Records from a data source:
========================================================================

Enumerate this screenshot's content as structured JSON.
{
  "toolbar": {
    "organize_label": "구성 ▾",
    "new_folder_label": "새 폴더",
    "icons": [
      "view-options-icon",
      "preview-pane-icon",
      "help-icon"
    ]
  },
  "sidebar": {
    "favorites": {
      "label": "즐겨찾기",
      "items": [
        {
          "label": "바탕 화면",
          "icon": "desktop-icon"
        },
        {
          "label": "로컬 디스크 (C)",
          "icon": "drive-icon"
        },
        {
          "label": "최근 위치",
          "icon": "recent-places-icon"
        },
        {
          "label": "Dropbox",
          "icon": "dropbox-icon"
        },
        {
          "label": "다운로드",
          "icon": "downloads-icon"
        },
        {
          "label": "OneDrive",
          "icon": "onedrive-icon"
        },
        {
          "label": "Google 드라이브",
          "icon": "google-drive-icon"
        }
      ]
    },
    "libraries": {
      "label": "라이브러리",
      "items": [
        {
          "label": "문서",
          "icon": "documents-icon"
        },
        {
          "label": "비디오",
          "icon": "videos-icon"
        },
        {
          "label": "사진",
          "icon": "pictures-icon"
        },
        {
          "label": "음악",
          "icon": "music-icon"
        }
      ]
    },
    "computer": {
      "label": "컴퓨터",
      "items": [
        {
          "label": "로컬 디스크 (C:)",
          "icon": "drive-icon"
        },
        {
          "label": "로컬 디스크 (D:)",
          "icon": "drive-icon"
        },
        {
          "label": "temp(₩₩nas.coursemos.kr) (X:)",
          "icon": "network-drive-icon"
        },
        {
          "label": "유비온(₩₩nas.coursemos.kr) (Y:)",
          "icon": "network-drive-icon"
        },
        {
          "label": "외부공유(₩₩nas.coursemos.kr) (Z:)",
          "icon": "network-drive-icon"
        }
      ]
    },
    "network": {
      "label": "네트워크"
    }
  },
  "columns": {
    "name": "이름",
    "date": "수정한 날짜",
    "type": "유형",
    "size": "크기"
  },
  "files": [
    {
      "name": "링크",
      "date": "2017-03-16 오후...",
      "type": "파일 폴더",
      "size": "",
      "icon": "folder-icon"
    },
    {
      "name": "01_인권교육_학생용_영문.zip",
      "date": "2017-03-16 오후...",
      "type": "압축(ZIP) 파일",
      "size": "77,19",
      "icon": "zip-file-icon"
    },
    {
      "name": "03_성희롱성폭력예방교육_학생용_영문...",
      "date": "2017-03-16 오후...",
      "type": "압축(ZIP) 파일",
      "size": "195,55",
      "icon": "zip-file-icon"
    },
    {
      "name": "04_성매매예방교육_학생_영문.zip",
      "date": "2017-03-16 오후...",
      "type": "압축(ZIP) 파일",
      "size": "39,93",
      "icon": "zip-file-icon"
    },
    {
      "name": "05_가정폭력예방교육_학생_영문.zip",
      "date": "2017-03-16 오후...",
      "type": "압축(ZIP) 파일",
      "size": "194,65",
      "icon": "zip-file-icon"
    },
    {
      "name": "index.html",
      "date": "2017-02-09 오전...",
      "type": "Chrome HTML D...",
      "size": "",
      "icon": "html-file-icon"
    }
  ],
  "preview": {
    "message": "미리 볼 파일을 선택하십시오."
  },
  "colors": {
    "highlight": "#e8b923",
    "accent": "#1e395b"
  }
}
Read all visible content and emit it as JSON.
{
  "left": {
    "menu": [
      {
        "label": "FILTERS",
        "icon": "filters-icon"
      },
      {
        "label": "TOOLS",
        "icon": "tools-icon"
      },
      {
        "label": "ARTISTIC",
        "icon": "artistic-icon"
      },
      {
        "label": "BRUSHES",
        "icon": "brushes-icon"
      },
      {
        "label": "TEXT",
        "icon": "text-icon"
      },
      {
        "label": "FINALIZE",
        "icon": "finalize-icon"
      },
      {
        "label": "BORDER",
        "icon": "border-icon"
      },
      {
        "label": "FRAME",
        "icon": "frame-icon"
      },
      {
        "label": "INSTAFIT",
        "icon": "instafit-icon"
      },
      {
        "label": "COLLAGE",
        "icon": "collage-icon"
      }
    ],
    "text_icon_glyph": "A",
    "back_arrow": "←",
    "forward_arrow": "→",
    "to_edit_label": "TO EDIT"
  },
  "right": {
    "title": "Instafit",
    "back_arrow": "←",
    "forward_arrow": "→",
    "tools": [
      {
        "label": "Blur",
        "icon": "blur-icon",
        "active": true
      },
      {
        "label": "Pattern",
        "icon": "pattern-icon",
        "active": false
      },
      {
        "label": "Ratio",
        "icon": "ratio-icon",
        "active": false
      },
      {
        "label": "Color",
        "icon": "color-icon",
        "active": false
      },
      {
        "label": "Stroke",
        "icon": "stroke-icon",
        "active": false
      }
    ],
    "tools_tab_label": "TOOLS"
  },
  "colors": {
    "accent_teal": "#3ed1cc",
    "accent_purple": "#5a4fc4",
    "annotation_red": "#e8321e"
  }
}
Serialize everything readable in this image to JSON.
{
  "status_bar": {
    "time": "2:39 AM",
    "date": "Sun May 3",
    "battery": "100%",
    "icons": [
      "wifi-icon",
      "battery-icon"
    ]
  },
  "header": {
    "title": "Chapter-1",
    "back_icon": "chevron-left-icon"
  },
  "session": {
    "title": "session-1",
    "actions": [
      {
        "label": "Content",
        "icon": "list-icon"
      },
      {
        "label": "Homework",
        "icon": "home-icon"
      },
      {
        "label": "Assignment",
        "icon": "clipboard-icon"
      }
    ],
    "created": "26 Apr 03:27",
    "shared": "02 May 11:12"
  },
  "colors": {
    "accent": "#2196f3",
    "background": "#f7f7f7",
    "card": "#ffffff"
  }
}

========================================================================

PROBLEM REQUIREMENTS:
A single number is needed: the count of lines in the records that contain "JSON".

ANSWER SECTION:
3